Photo: Ton Rulkes

Bittersweet, a report by SOMO, finds that rights of workers and communities are often at stake in the production of sugar cane. Large sugar using companies such as supermarkets have mostly been looking the other way.

Bittersweet

Sustainability issues in the sugar cane supply chain

“A new case study in Malawi shows that farmers are evicted from their land to make way for an expanding sugar plantation. Working conditions for sugar cane workers that are outsourced through agencies are also below par”, says senior researcher Sanne van der Wal.

Bittersweet indicates sustainability issues are widespread.

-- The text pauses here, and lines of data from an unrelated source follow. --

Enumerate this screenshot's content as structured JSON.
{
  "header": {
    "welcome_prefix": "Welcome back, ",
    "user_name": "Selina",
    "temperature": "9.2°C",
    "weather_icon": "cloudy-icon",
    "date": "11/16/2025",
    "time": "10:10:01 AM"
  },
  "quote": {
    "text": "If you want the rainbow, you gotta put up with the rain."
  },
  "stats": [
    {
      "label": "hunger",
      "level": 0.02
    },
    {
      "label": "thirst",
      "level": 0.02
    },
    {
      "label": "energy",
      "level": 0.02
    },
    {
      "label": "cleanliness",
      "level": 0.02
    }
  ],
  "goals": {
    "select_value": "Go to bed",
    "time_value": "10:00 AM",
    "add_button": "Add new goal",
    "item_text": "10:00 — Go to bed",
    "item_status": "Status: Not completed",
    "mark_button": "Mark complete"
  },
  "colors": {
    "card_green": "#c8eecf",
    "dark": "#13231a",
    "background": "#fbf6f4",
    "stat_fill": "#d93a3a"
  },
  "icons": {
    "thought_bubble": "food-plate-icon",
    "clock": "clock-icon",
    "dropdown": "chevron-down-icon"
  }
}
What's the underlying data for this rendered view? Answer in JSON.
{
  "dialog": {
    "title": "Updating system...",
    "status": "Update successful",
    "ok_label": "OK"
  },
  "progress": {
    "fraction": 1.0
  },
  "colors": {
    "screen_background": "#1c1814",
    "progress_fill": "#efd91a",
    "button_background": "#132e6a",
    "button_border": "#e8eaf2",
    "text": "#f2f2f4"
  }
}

Jobs in the sugar cane sector are often insecure, badly paid and health and safety regulations are not always respected. In some producing countries even forced labour and child labour is reported. The production of sugar cane is also linked to harmful environmental impacts and land grab.

Sugar-using companies seem little interested

Although eighty per cent of sugar produced worldwide comes from sugar cane, at most 4.5 percent of global production is sustainably certified. 20 percent of all sugar consumed in the EU is produced from sugar cane that is imported to meet the EU sugar demand. Sugar using companies, however, hardly ever ask for the origin of sugar according to one of Europe’s largest sugar refiners. Although all leading Dutch supermarkets (Albert Heijn, Aldi, Lidl, Plus and Jumbo) have policies in place to minimise unsustainable practices in their supply chain, only Plus has a specific policy for sugar cane.

Sugar-using companies do not generally specify from which suppliers they source their sugar, nor in what quantities. Only one large sugar-using company, Coca Cola, has made a commitment to publish the names of all its first-tier suppliers in 2016. Opacity in the supply chain is identified in the report as one of the obstacle towards more sustainable production of sugar cane. When links between buying and producing companies are unclear CSOs, for example, cannot verify the production level impacts of policies that sugar using companies may have.

The case of Malawi

Sugar is one of the three most important export crops for Malawi, and the EU is an important client. The country’s sole sugar producer is Illovo Sugar (Malawi) Limited, a subsidiary of the UK based multinational Associated British Foods (ABF). The research highlights occupational safety and health issues, low wages, increasing casualisation and anti-union tactics. The company is also accused of land grab by a community neighbouring one of its two plantations in the country.